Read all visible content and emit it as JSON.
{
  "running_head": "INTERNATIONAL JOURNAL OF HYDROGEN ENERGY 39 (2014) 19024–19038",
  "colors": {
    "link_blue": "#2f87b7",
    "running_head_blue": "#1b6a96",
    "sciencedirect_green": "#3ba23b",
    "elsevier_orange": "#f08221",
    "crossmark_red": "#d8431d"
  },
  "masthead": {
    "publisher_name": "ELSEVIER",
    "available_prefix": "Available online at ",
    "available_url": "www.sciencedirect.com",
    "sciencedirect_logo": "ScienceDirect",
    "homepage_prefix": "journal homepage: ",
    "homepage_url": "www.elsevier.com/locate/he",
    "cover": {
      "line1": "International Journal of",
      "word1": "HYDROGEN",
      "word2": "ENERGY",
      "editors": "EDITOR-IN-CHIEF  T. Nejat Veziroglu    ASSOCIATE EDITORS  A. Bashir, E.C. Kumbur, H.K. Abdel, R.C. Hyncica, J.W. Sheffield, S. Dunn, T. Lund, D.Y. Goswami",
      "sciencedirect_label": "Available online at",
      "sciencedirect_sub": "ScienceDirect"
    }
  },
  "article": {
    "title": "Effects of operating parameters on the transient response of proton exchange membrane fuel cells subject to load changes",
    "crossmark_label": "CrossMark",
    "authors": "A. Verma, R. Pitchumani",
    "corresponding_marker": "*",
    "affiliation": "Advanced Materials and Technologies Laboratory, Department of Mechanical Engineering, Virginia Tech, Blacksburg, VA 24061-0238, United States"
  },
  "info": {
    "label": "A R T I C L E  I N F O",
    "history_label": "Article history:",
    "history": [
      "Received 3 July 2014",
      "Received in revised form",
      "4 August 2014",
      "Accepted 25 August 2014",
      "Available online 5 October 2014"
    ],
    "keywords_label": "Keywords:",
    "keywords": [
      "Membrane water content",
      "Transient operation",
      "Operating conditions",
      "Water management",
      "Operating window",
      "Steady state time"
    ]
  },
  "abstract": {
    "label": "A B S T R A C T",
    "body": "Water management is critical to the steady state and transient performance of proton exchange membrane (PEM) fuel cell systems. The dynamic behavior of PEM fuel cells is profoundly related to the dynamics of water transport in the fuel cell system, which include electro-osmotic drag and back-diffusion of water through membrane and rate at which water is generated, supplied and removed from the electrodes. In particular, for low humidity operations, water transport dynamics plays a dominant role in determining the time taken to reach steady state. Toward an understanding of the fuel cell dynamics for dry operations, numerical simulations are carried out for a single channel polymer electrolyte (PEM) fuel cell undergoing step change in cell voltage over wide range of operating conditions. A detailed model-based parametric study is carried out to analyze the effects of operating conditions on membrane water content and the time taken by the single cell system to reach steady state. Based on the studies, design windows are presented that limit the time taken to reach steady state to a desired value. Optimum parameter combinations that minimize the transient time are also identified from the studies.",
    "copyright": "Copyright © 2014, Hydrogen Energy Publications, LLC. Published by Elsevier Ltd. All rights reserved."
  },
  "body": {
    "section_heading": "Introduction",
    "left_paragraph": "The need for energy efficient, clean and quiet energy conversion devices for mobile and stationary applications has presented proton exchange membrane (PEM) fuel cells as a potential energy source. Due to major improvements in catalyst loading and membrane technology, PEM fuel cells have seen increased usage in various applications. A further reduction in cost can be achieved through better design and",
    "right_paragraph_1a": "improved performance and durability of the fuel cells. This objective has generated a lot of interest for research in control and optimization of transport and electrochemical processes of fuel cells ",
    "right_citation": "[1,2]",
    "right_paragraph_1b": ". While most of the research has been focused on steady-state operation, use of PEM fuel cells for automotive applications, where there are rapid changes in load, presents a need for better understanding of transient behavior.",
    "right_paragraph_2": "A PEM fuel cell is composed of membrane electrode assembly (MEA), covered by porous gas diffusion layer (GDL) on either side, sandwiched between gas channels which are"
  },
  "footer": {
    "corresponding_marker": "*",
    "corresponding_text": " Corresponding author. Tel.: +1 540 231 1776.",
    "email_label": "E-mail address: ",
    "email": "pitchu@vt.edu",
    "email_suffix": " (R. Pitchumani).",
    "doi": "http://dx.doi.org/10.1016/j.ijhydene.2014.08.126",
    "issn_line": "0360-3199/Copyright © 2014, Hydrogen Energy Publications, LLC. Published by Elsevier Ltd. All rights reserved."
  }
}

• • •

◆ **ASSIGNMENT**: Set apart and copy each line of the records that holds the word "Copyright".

◆ **RESULT FOR THIS TASK**:
    "copyright": "Copyright © 2014, Hydrogen Energy Publications, LLC. Published by Elsevier Ltd. All rights reserved."
    "issn_line": "0360-3199/Copyright © 2014, Hydrogen Energy Publications, LLC. Published by Elsevier Ltd. All rights reserved."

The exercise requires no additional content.